Exercise directions: Check every line of the material below, and show those that contain "time".
═════ Given data ═════
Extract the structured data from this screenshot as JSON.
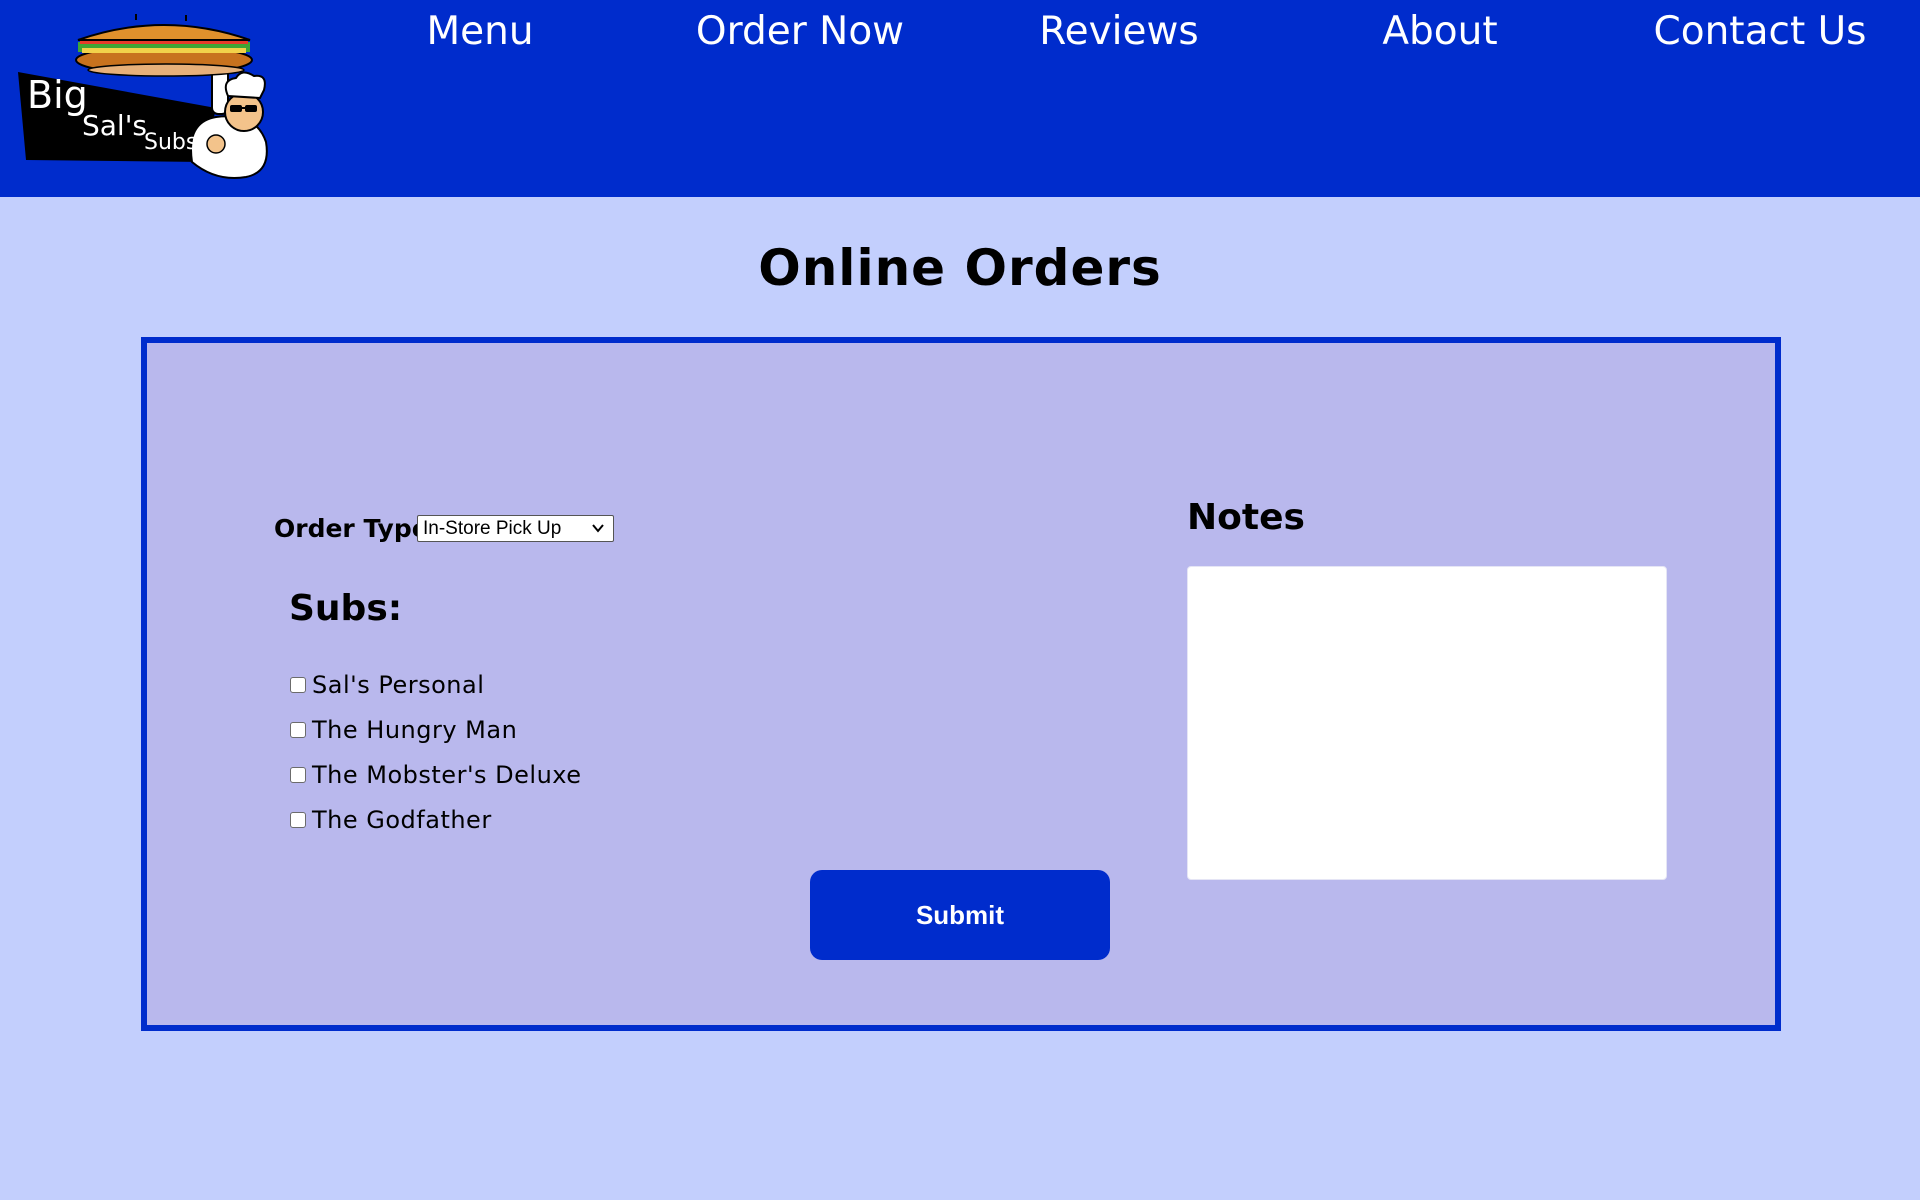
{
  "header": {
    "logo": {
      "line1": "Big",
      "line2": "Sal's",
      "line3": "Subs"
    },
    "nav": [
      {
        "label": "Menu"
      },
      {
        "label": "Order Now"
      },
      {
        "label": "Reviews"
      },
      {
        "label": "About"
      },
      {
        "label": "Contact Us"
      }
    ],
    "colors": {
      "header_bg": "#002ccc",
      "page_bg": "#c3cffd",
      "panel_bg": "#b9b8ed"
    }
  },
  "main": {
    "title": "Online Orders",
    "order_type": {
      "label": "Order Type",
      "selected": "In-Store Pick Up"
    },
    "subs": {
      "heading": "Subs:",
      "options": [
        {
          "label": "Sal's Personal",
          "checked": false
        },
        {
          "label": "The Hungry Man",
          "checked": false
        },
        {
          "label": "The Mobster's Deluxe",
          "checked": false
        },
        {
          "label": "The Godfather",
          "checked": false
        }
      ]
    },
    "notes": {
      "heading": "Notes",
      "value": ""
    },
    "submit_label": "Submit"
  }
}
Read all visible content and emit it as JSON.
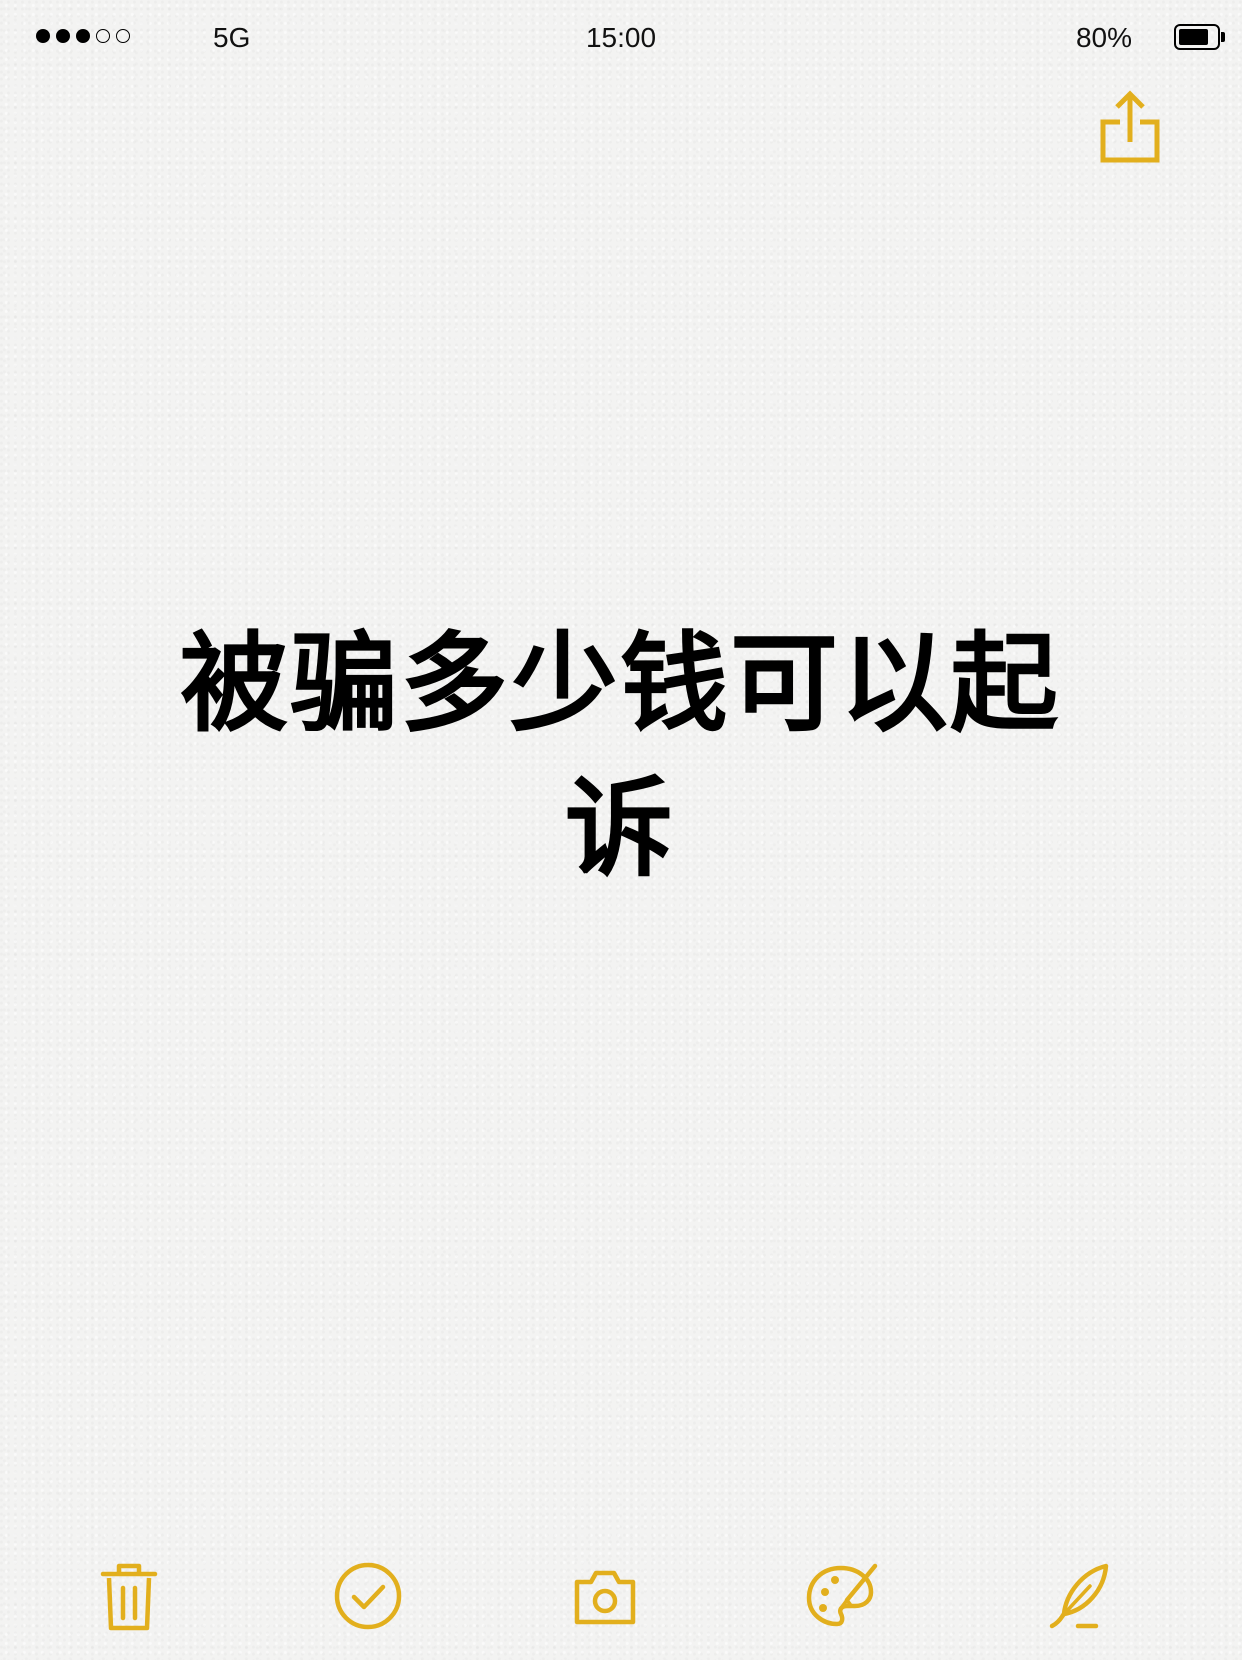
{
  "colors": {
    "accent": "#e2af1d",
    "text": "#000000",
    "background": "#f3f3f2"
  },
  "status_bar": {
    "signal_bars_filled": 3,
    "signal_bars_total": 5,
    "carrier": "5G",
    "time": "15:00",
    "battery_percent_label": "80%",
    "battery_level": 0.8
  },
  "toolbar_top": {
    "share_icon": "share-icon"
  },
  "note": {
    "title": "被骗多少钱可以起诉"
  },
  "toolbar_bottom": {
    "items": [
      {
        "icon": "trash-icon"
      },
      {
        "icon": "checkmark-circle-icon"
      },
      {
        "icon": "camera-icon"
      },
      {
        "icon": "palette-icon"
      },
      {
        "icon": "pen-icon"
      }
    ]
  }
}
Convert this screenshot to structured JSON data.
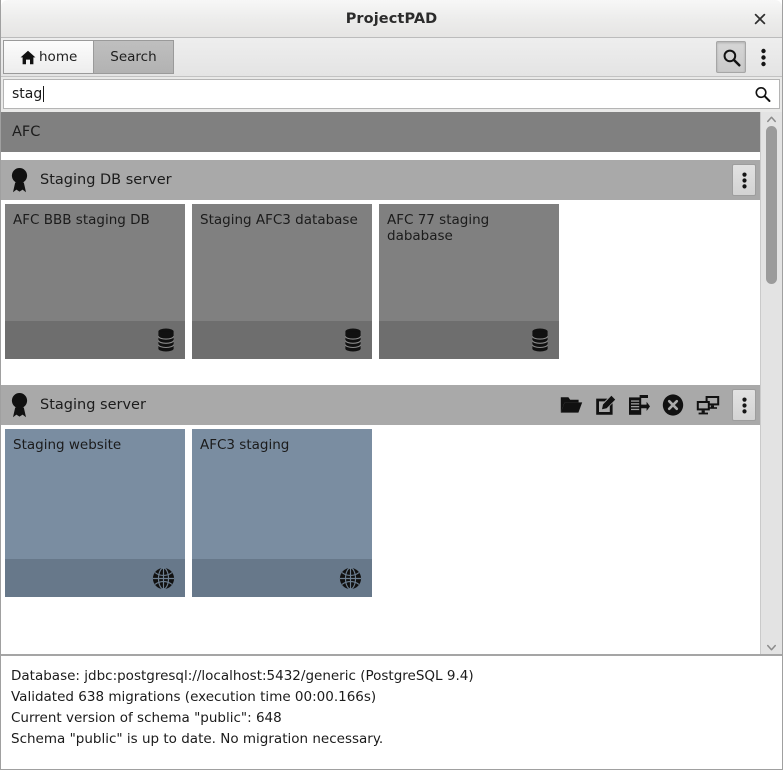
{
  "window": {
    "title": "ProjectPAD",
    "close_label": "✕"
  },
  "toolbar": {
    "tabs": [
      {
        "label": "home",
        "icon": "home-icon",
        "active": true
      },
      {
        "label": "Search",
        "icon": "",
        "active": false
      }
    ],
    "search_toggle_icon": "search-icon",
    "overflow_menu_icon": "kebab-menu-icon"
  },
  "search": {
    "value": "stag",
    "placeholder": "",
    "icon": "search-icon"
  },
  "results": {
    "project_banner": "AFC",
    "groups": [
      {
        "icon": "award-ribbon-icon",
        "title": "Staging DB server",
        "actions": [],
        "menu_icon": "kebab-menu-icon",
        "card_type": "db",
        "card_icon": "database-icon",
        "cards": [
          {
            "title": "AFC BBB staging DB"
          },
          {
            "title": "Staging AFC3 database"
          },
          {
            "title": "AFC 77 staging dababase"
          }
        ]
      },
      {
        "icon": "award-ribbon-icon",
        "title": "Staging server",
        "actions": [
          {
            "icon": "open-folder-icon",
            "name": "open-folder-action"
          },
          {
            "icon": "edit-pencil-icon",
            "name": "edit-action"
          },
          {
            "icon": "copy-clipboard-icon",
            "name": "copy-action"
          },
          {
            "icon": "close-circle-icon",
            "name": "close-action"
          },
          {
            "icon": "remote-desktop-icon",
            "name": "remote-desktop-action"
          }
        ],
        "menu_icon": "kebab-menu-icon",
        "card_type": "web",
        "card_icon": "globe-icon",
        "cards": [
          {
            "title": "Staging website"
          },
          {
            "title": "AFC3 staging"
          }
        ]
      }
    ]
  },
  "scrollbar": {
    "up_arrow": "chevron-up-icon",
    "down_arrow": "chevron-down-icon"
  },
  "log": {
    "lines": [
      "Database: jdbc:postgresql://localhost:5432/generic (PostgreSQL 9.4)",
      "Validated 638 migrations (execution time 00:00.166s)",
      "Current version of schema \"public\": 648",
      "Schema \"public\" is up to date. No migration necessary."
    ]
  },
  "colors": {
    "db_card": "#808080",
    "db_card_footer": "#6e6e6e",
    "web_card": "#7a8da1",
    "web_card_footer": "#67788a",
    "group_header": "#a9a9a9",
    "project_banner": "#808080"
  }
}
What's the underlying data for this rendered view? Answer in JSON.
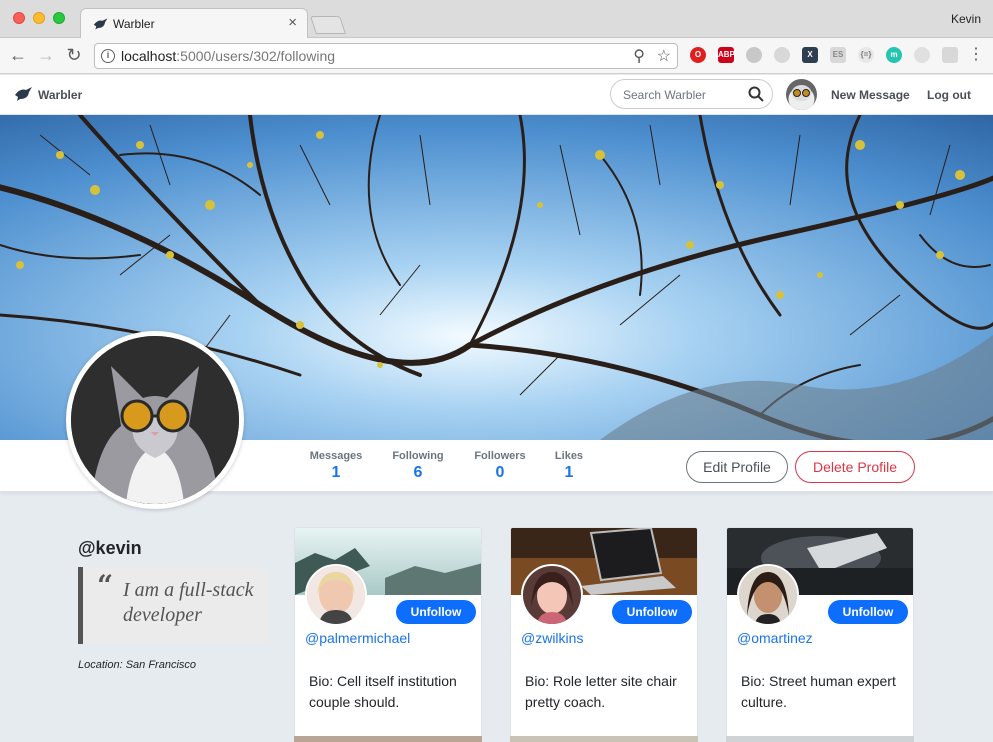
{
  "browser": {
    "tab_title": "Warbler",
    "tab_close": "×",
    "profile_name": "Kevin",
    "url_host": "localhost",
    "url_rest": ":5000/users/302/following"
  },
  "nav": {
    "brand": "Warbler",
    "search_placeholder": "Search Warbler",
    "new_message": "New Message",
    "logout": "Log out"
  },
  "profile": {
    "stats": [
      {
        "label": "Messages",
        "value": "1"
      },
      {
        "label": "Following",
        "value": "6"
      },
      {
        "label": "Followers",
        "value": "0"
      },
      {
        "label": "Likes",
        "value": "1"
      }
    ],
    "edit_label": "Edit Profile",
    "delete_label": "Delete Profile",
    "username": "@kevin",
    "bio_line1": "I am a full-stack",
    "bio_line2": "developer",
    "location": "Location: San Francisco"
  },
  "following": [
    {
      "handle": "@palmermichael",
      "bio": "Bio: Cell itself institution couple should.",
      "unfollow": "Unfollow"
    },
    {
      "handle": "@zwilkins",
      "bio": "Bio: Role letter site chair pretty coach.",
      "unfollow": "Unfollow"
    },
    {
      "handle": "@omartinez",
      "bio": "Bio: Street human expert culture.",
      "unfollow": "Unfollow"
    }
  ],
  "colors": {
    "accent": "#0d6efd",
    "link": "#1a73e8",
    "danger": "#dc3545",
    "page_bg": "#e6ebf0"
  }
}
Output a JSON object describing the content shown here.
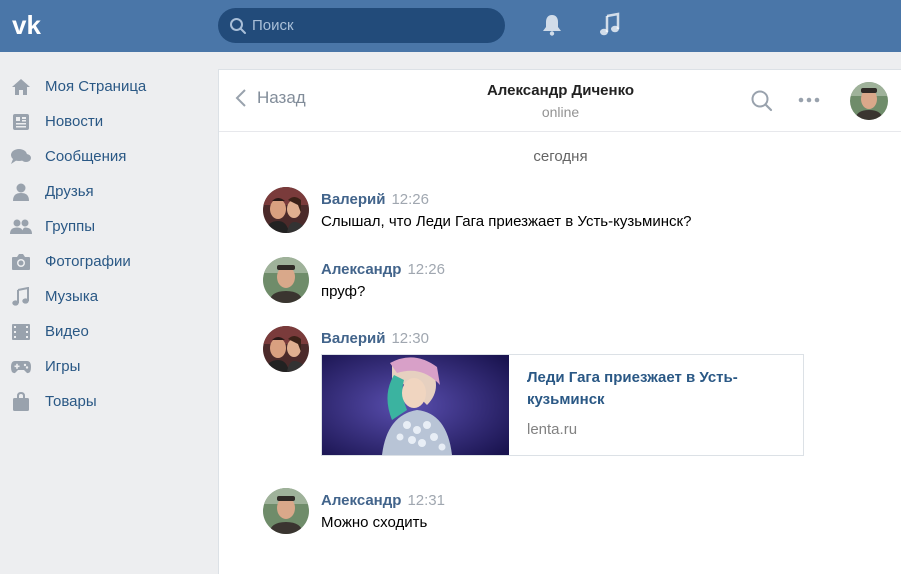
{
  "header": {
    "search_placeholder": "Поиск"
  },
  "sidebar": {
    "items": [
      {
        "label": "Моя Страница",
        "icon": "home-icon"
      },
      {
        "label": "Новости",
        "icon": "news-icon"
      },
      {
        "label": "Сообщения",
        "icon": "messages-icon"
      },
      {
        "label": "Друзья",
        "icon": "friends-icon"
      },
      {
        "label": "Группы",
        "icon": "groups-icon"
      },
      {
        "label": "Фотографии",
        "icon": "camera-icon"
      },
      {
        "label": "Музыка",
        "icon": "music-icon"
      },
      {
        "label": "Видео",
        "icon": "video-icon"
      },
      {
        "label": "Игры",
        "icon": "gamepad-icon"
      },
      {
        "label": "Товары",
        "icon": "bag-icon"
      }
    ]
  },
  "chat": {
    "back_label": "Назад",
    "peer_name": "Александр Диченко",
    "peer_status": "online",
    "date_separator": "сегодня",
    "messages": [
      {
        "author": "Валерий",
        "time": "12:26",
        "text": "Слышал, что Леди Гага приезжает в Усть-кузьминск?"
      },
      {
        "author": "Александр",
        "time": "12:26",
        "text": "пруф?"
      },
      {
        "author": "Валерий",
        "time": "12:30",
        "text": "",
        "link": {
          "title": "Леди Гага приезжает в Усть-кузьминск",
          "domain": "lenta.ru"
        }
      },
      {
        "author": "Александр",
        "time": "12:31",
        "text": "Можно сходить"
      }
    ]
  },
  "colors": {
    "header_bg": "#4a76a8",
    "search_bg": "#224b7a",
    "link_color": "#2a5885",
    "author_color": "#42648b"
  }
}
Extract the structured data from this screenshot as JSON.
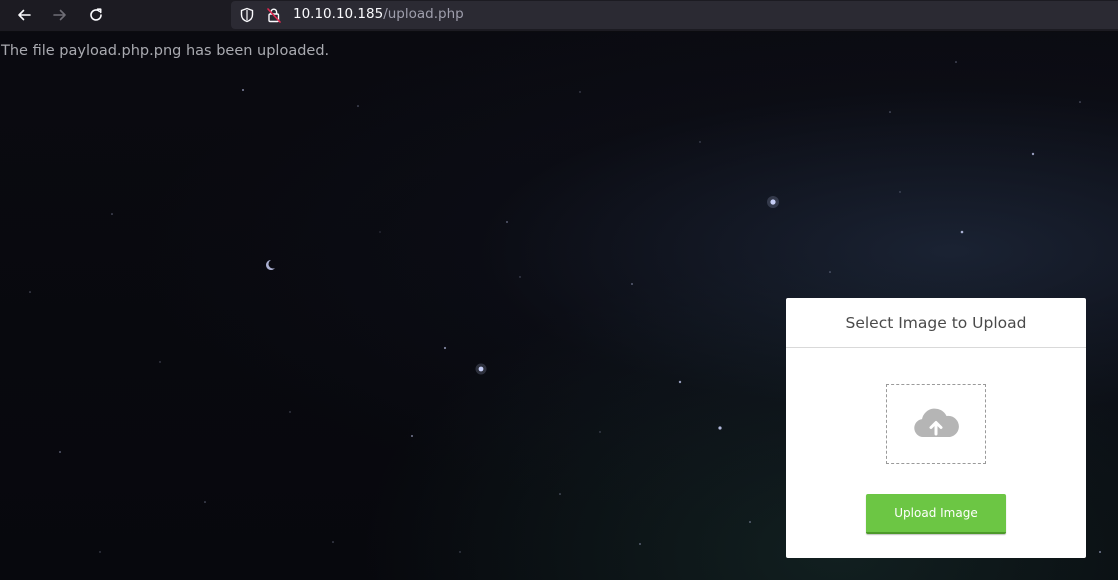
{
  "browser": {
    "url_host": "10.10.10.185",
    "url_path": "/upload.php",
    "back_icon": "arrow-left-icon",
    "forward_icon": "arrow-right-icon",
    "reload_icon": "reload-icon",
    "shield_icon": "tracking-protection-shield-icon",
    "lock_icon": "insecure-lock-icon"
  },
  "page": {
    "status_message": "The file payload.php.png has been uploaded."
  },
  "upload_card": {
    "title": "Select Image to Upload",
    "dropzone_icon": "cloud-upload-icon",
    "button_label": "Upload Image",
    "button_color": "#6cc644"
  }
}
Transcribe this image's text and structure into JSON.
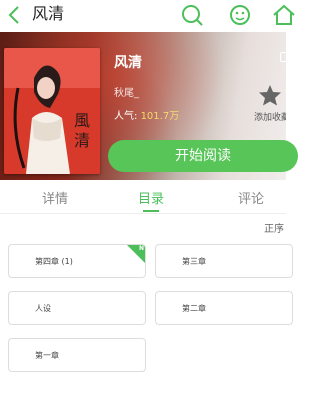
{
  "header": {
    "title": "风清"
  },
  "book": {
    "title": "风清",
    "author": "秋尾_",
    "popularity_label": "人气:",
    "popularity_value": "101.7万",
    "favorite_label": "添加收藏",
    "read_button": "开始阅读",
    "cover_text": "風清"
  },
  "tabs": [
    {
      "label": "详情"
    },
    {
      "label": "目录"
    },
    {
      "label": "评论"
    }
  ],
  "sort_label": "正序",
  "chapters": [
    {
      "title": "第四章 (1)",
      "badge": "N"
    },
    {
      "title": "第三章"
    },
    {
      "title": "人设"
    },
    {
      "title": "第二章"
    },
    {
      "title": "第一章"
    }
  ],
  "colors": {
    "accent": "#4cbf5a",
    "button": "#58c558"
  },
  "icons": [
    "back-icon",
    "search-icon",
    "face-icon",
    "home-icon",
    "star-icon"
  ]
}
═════
Answer:
    "time": "15:00",
      "Validated 638 migrations (execution time 00:00.166s)",
        "time": "12:26",
        "time": "12:26",
        "time": "12:30",
        "time": "12:31",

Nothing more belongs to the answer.